**Records for processing**
==*==
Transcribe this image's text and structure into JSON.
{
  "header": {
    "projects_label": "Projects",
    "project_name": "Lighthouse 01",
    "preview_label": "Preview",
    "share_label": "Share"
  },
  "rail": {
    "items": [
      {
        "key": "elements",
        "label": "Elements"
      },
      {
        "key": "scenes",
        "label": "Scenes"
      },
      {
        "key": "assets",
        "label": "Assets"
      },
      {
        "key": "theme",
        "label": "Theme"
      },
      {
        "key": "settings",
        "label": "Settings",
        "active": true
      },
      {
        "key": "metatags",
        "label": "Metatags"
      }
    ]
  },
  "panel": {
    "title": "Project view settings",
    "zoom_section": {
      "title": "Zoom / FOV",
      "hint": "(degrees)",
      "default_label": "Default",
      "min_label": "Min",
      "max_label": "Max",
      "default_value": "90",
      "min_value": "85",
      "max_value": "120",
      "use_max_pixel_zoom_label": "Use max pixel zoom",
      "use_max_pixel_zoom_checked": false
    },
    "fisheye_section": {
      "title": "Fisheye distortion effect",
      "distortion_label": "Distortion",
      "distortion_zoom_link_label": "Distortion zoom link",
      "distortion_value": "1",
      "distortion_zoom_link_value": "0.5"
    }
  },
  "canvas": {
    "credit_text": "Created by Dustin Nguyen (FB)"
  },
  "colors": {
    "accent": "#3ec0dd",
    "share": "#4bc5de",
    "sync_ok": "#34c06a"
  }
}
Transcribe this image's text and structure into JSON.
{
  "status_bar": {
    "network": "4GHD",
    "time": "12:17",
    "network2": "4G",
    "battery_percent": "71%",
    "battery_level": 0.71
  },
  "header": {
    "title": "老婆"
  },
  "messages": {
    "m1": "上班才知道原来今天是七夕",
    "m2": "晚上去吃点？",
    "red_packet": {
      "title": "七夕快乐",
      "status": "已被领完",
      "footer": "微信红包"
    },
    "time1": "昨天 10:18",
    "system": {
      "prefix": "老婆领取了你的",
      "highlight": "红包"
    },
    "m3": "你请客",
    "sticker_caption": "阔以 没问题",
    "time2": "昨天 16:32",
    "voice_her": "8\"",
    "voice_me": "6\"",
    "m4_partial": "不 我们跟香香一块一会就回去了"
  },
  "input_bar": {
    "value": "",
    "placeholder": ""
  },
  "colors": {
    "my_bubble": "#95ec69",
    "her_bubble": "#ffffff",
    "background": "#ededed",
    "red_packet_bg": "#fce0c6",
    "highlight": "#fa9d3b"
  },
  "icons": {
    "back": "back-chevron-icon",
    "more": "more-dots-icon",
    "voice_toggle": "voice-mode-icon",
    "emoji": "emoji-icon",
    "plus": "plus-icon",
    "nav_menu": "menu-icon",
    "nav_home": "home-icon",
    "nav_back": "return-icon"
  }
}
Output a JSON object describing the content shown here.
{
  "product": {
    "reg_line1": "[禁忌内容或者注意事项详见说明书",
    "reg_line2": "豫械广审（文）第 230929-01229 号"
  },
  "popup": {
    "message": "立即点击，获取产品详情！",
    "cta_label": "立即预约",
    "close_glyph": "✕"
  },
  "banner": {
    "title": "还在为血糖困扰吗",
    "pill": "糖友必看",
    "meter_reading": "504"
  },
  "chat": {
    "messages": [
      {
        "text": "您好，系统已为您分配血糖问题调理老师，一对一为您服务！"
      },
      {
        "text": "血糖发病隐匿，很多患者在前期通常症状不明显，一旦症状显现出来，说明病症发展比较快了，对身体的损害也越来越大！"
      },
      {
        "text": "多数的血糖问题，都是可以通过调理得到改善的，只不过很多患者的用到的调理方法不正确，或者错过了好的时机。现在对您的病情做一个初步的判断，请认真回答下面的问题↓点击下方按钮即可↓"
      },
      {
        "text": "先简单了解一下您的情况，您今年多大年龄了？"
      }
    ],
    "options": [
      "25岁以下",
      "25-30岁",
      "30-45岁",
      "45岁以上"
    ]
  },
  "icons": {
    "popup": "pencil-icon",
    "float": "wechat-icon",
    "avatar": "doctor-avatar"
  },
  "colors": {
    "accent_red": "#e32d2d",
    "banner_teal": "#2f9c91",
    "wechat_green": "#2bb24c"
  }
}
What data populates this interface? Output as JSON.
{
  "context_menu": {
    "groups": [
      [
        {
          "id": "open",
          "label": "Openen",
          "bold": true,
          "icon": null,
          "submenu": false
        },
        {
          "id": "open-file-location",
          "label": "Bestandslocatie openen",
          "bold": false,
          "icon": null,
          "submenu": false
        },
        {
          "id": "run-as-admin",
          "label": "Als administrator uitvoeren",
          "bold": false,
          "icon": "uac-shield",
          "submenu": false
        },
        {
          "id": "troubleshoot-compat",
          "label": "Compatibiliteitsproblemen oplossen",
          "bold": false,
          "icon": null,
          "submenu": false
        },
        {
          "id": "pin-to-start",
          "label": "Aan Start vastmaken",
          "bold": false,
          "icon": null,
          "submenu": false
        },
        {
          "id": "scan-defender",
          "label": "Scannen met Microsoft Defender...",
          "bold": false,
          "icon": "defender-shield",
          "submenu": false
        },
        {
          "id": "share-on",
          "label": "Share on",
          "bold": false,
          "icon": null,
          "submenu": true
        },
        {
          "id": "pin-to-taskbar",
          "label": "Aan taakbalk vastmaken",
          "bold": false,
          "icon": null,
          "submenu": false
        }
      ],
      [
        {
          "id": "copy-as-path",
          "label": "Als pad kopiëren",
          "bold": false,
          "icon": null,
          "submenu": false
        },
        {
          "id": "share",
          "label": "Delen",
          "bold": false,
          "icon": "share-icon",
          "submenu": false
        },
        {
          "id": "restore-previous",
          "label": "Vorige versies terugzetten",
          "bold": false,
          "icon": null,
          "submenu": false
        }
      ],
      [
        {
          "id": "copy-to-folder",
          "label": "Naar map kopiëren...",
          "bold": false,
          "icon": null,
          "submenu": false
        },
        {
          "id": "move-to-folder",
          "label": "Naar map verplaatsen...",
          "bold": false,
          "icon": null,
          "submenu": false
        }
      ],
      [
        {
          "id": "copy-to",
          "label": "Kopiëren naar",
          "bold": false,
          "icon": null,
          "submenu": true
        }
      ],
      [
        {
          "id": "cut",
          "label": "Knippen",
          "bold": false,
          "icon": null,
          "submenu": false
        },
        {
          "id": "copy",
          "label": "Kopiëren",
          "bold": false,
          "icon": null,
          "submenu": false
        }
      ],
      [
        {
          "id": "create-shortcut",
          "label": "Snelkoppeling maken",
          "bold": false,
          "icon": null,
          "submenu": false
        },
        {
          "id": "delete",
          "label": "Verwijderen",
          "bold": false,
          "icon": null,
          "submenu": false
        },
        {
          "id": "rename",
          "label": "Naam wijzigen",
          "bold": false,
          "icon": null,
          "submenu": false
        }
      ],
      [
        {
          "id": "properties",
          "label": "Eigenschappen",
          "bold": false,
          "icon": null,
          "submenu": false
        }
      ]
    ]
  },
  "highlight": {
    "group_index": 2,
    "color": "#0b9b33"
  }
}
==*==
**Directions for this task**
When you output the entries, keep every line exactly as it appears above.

**Solution to this problem**
Transcribe this image's text and structure into JSON.
{
  "header": {
    "projects_label": "Projects",
    "project_name": "Lighthouse 01",
    "preview_label": "Preview",
    "share_label": "Share"
  },
  "rail": {
    "items": [
      {
        "key": "elements",
        "label": "Elements"
      },
      {
        "key": "scenes",
        "label": "Scenes"
      },
      {
        "key": "assets",
        "label": "Assets"
      },
      {
        "key": "theme",
        "label": "Theme"
      },
      {
        "key": "settings",
        "label": "Settings",
        "active": true
      },
      {
        "key": "metatags",
        "label": "Metatags"
      }
    ]
  },
  "panel": {
    "title": "Project view settings",
    "zoom_section": {
      "title": "Zoom / FOV",
      "hint": "(degrees)",
      "default_label": "Default",
      "min_label": "Min",
      "max_label": "Max",
      "default_value": "90",
      "min_value": "85",
      "max_value": "120",
      "use_max_pixel_zoom_label": "Use max pixel zoom",
      "use_max_pixel_zoom_checked": false
    },
    "fisheye_section": {
      "title": "Fisheye distortion effect",
      "distortion_label": "Distortion",
      "distortion_zoom_link_label": "Distortion zoom link",
      "distortion_value": "1",
      "distortion_zoom_link_value": "0.5"
    }
  },
  "canvas": {
    "credit_text": "Created by Dustin Nguyen (FB)"
  },
  "colors": {
    "accent": "#3ec0dd",
    "share": "#4bc5de",
    "sync_ok": "#34c06a"
  }
}
Transcribe this image's text and structure into JSON.
{
  "status_bar": {
    "network": "4GHD",
    "time": "12:17",
    "network2": "4G",
    "battery_percent": "71%",
    "battery_level": 0.71
  },
  "header": {
    "title": "老婆"
  },
  "messages": {
    "m1": "上班才知道原来今天是七夕",
    "m2": "晚上去吃点？",
    "red_packet": {
      "title": "七夕快乐",
      "status": "已被领完",
      "footer": "微信红包"
    },
    "time1": "昨天 10:18",
    "system": {
      "prefix": "老婆领取了你的",
      "highlight": "红包"
    },
    "m3": "你请客",
    "sticker_caption": "阔以 没问题",
    "time2": "昨天 16:32",
    "voice_her": "8\"",
    "voice_me": "6\"",
    "m4_partial": "不 我们跟香香一块一会就回去了"
  },
  "input_bar": {
    "value": "",
    "placeholder": ""
  },
  "colors": {
    "my_bubble": "#95ec69",
    "her_bubble": "#ffffff",
    "background": "#ededed",
    "red_packet_bg": "#fce0c6",
    "highlight": "#fa9d3b"
  },
  "icons": {
    "back": "back-chevron-icon",
    "more": "more-dots-icon",
    "voice_toggle": "voice-mode-icon",
    "emoji": "emoji-icon",
    "plus": "plus-icon",
    "nav_menu": "menu-icon",
    "nav_home": "home-icon",
    "nav_back": "return-icon"
  }
}
Output a JSON object describing the content shown here.
{
  "product": {
    "reg_line1": "[禁忌内容或者注意事项详见说明书",
    "reg_line2": "豫械广审（文）第 230929-01229 号"
  },
  "popup": {
    "message": "立即点击，获取产品详情！",
    "cta_label": "立即预约",
    "close_glyph": "✕"
  },
  "banner": {
    "title": "还在为血糖困扰吗",
    "pill": "糖友必看",
    "meter_reading": "504"
  },
  "chat": {
    "messages": [
      {
        "text": "您好，系统已为您分配血糖问题调理老师，一对一为您服务！"
      },
      {
        "text": "血糖发病隐匿，很多患者在前期通常症状不明显，一旦症状显现出来，说明病症发展比较快了，对身体的损害也越来越大！"
      },
      {
        "text": "多数的血糖问题，都是可以通过调理得到改善的，只不过很多患者的用到的调理方法不正确，或者错过了好的时机。现在对您的病情做一个初步的判断，请认真回答下面的问题↓点击下方按钮即可↓"
      },
      {
        "text": "先简单了解一下您的情况，您今年多大年龄了？"
      }
    ],
    "options": [
      "25岁以下",
      "25-30岁",
      "30-45岁",
      "45岁以上"
    ]
  },
  "icons": {
    "popup": "pencil-icon",
    "float": "wechat-icon",
    "avatar": "doctor-avatar"
  },
  "colors": {
    "accent_red": "#e32d2d",
    "banner_teal": "#2f9c91",
    "wechat_green": "#2bb24c"
  }
}
What data populates this interface? Output as JSON.
{
  "context_menu": {
    "groups": [
      [
        {
          "id": "open",
          "label": "Openen",
          "bold": true,
          "icon": null,
          "submenu": false
        },
        {
          "id": "open-file-location",
          "label": "Bestandslocatie openen",
          "bold": false,
          "icon": null,
          "submenu": false
        },
        {
          "id": "run-as-admin",
          "label": "Als administrator uitvoeren",
          "bold": false,
          "icon": "uac-shield",
          "submenu": false
        },
        {
          "id": "troubleshoot-compat",
          "label": "Compatibiliteitsproblemen oplossen",
          "bold": false,
          "icon": null,
          "submenu": false
        },
        {
          "id": "pin-to-start",
          "label": "Aan Start vastmaken",
          "bold": false,
          "icon": null,
          "submenu": false
        },
        {
          "id": "scan-defender",
          "label": "Scannen met Microsoft Defender...",
          "bold": false,
          "icon": "defender-shield",
          "submenu": false
        },
        {
          "id": "share-on",
          "label": "Share on",
          "bold": false,
          "icon": null,
          "submenu": true
        },
        {
          "id": "pin-to-taskbar",
          "label": "Aan taakbalk vastmaken",
          "bold": false,
          "icon": null,
          "submenu": false
        }
      ],
      [
        {
          "id": "copy-as-path",
          "label": "Als pad kopiëren",
          "bold": false,
          "icon": null,
          "submenu": false
        },
        {
          "id": "share",
          "label": "Delen",
          "bold": false,
          "icon": "share-icon",
          "submenu": false
        },
        {
          "id": "restore-previous",
          "label": "Vorige versies terugzetten",
          "bold": false,
          "icon": null,
          "submenu": false
        }
      ],
      [
        {
          "id": "copy-to-folder",
          "label": "Naar map kopiëren...",
          "bold": false,
          "icon": null,
          "submenu": false
        },
        {
          "id": "move-to-folder",
          "label": "Naar map verplaatsen...",
          "bold": false,
          "icon": null,
          "submenu": false
        }
      ],
      [
        {
          "id": "copy-to",
          "label": "Kopiëren naar",
          "bold": false,
          "icon": null,
          "submenu": true
        }
      ],
      [
        {
          "id": "cut",
          "label": "Knippen",
          "bold": false,
          "icon": null,
          "submenu": false
        },
        {
          "id": "copy",
          "label": "Kopiëren",
          "bold": false,
          "icon": null,
          "submenu": false
        }
      ],
      [
        {
          "id": "create-shortcut",
          "label": "Snelkoppeling maken",
          "bold": false,
          "icon": null,
          "submenu": false
        },
        {
          "id": "delete",
          "label": "Verwijderen",
          "bold": false,
          "icon": null,
          "submenu": false
        },
        {
          "id": "rename",
          "label": "Naam wijzigen",
          "bold": false,
          "icon": null,
          "submenu": false
        }
      ],
      [
        {
          "id": "properties",
          "label": "Eigenschappen",
          "bold": false,
          "icon": null,
          "submenu": false
        }
      ]
    ]
  },
  "highlight": {
    "group_index": 2,
    "color": "#0b9b33"
  }
}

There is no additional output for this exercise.